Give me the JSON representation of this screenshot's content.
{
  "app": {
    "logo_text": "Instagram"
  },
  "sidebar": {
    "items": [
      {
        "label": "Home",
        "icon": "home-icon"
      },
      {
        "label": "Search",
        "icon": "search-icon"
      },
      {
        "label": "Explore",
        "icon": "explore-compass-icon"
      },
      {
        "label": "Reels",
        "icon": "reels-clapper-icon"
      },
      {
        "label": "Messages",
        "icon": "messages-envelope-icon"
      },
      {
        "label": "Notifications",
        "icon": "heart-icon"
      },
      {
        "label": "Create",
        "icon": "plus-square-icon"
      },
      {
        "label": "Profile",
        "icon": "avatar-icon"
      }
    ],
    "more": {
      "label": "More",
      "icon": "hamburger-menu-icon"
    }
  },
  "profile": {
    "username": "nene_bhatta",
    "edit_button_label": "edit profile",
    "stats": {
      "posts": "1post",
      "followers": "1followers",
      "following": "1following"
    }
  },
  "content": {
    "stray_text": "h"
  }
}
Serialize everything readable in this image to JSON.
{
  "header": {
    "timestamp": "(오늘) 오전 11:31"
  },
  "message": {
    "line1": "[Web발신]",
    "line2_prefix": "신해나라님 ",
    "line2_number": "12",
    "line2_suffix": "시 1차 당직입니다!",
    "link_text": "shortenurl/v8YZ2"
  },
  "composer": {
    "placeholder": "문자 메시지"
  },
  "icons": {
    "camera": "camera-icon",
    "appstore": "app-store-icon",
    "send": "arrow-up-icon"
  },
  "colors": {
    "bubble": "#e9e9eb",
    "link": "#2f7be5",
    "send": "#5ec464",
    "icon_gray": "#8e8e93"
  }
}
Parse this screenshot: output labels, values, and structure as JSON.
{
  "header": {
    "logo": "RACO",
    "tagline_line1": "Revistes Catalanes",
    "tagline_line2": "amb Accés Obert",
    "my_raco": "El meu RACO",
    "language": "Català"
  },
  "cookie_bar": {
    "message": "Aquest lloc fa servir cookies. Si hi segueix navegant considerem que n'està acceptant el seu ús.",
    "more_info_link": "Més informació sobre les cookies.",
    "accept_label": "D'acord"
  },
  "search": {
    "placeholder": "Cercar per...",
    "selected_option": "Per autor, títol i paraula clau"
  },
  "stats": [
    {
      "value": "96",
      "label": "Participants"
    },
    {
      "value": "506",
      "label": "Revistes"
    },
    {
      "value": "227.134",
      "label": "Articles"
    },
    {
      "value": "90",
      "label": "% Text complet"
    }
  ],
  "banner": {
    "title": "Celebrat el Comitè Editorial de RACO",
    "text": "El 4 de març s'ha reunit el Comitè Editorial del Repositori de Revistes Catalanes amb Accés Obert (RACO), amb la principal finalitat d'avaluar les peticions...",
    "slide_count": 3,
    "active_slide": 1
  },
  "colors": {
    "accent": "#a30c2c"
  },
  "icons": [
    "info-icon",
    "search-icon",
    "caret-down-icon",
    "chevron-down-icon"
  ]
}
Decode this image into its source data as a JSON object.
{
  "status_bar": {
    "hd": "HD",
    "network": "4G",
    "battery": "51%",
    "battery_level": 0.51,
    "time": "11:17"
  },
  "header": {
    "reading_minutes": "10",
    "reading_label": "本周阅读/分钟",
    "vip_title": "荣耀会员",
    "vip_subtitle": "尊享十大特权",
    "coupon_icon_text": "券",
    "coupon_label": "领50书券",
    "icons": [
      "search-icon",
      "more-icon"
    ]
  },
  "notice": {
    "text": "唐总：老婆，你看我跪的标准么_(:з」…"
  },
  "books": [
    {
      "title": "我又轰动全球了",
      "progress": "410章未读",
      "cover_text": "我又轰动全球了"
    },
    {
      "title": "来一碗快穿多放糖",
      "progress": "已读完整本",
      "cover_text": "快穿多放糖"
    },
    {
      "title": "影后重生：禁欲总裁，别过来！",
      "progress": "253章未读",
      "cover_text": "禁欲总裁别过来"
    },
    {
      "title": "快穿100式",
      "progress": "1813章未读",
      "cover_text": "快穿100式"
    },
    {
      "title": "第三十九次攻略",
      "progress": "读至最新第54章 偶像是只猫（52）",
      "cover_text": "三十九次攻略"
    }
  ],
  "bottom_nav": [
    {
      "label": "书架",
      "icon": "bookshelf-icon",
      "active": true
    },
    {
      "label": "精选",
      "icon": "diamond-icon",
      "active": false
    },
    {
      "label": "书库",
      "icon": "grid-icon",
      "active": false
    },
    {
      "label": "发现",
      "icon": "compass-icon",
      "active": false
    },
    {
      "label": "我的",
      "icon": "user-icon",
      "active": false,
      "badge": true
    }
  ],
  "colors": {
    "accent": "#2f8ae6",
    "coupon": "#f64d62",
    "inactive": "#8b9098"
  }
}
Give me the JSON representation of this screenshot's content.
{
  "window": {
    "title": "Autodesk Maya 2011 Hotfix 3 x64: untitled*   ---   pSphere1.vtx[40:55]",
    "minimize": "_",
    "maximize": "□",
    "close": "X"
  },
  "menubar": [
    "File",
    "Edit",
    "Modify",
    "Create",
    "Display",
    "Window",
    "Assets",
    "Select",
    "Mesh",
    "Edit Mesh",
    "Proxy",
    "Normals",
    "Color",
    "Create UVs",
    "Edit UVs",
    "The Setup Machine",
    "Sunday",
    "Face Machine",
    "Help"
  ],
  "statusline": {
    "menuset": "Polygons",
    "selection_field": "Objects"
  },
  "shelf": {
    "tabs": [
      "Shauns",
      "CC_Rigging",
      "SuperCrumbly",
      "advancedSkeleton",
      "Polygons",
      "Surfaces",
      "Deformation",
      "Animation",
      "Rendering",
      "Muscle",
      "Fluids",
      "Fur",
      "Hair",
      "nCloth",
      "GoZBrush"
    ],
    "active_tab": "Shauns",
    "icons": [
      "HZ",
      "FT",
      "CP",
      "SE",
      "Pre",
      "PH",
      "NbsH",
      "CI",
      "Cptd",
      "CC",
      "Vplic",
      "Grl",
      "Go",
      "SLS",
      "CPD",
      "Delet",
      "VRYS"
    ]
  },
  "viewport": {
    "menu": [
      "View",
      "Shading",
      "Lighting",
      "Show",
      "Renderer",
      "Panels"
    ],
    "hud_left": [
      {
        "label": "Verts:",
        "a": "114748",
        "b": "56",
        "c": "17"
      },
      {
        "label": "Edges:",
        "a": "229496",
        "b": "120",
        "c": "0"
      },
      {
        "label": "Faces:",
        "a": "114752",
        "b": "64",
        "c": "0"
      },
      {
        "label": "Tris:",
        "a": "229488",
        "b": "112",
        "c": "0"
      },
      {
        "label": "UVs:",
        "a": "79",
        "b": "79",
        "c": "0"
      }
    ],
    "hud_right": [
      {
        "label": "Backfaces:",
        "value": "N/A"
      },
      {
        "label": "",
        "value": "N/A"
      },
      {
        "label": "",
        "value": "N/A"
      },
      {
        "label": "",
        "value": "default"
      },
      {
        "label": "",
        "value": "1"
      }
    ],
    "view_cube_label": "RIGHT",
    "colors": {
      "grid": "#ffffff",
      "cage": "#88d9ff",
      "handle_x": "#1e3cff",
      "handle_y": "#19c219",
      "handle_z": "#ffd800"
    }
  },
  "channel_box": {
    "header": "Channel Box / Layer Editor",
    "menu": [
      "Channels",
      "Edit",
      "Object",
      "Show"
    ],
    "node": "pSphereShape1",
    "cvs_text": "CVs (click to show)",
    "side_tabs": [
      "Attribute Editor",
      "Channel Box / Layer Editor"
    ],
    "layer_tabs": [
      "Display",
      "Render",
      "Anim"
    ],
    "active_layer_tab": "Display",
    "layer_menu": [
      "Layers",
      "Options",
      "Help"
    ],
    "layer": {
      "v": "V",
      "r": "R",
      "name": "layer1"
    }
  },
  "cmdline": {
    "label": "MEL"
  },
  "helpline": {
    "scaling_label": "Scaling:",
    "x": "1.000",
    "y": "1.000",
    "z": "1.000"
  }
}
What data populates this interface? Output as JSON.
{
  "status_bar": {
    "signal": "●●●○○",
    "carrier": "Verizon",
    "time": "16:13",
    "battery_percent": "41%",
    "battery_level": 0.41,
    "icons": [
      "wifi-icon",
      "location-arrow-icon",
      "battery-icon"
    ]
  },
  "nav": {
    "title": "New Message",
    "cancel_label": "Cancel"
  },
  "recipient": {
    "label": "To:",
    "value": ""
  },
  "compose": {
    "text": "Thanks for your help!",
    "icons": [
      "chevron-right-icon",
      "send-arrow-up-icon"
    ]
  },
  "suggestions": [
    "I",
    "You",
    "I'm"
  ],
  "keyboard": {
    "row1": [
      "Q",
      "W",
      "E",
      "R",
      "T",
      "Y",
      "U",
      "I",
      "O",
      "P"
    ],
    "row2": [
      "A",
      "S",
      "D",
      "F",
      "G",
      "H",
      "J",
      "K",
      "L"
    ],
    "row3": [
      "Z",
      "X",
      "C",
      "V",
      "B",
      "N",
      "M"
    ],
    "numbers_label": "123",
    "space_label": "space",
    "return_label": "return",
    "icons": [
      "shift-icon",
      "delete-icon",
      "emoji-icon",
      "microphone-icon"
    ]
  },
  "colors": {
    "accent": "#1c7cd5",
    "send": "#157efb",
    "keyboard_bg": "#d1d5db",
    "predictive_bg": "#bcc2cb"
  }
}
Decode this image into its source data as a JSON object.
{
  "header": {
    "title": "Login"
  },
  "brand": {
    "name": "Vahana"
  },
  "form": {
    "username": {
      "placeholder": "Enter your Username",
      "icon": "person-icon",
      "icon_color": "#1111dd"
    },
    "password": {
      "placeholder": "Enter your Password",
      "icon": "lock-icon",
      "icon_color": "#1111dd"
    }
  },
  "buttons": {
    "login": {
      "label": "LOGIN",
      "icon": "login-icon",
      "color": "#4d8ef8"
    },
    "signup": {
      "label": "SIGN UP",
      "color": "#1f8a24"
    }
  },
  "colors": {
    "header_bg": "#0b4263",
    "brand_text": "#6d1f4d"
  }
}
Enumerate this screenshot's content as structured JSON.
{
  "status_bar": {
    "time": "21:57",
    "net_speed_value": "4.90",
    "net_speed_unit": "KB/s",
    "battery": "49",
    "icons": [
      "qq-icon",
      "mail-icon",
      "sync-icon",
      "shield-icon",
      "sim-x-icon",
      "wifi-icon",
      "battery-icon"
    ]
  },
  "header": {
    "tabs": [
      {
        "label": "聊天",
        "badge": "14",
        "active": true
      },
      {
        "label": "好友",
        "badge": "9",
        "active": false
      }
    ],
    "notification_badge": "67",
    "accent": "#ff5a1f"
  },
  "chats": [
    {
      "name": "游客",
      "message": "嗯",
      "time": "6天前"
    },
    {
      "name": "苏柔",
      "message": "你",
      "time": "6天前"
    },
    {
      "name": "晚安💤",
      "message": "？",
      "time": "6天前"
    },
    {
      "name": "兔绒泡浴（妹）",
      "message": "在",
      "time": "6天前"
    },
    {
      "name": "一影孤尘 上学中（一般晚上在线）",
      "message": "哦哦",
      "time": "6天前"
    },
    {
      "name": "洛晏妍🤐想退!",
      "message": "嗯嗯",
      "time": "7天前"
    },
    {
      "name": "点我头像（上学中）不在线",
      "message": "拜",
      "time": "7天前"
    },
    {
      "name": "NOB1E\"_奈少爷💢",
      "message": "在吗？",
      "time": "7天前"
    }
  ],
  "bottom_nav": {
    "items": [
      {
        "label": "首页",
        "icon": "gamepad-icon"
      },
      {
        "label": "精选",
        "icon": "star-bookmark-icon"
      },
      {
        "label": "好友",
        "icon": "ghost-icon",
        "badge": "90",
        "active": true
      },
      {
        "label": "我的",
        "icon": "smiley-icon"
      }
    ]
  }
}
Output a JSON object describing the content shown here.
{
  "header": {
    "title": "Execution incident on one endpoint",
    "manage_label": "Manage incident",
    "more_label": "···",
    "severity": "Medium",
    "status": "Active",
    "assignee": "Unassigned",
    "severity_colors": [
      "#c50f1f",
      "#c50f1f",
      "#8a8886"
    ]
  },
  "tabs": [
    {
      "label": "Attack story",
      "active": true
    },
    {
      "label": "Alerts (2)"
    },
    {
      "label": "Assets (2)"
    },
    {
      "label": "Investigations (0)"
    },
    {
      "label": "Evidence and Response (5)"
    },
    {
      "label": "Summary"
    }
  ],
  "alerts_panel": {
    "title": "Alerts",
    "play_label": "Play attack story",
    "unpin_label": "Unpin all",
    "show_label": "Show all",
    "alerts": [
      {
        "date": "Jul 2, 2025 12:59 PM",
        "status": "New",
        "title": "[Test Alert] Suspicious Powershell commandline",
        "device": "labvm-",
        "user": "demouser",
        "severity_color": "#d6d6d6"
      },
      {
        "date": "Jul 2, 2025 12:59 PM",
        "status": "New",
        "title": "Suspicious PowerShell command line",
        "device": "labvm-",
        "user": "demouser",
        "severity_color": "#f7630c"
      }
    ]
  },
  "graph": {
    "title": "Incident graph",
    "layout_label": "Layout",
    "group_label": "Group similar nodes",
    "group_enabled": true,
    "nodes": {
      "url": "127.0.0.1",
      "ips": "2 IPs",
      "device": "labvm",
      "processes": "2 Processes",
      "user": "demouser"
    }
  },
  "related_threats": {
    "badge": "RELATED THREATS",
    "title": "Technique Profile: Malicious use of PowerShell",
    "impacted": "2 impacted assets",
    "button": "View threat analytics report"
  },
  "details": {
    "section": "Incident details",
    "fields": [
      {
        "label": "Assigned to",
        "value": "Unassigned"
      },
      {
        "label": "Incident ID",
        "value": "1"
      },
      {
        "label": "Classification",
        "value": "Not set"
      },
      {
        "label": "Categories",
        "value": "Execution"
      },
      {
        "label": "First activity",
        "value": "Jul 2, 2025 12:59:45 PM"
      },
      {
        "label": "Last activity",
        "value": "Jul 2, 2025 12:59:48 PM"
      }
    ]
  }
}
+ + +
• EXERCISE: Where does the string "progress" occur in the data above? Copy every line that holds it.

• RESPONSE AREA:
      "progress": "410章未读",
      "progress": "已读完整本",
      "progress": "253章未读",
      "progress": "1813章未读",
      "progress": "读至最新第54章 偶像是只猫（52）",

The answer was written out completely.